Adult-acquired flatfoot or posterior tibial tendon dysfunction tends to lead to a gradual loss of the arch. The posterior tibial muscle is a deep muscle in the back of the calf. It is a long tendon that extends from above the ankle and attaches into several sites around the arch of the foot. This muscle acts like a stirrup on the inside of the foot supporting the arch. The posterior tibial muscle stabilizes the arch and creates a rigid platform for walking and running. If this muscle and/or tendon is damaged or torn, the arch loses its stability and collapses, resulting to a flatfoot.
Podiatrists recommend surgery to give patients a stable and functional foot. Depending on the severity of the deformity, this corrective surgery will require several procedures. These may include:
- Tenosynovectomy – a procedure to clean away (debridement) and remove any of the inflamed tissue around the tendon.
- Osteotomy – removal of a portion of the heel bone (calcaneus) to move the foot structure back into alignment.
- Tendon Transfer – in which replacement fibers from another tendon are inserted to help repair damage.
- Lateral Column Lengthening – implants a small piece of bone (usually from the hip) outside the heel bone to create the proper bone alignment and rebuild the arch.

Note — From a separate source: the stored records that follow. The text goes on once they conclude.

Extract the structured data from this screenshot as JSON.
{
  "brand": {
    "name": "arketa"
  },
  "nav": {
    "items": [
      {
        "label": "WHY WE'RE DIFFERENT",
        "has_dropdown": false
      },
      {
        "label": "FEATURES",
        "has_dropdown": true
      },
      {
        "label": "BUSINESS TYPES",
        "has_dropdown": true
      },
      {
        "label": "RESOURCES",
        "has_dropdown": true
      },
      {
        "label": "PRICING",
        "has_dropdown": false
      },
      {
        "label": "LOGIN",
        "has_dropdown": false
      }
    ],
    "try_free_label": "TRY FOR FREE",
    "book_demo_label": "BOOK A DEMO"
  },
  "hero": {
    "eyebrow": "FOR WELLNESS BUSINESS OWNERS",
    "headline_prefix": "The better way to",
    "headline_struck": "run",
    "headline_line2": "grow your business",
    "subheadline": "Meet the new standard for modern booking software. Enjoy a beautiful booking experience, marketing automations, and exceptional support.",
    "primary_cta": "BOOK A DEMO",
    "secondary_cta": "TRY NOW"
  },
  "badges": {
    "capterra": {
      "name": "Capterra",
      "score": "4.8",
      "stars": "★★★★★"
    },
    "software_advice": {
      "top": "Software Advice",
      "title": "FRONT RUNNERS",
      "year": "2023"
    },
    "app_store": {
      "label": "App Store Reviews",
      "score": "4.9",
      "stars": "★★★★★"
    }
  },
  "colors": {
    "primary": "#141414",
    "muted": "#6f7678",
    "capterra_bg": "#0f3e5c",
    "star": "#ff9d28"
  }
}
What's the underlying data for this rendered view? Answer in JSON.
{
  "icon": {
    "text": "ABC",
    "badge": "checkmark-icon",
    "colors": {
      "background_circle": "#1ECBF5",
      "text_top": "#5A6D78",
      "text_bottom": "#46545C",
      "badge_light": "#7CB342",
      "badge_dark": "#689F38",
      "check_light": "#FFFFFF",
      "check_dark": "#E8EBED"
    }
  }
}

- Arthrodesis – fusing one or more bones together to eliminate any joint movement, which stabilizes the foot and prevents any further deterioration or damage.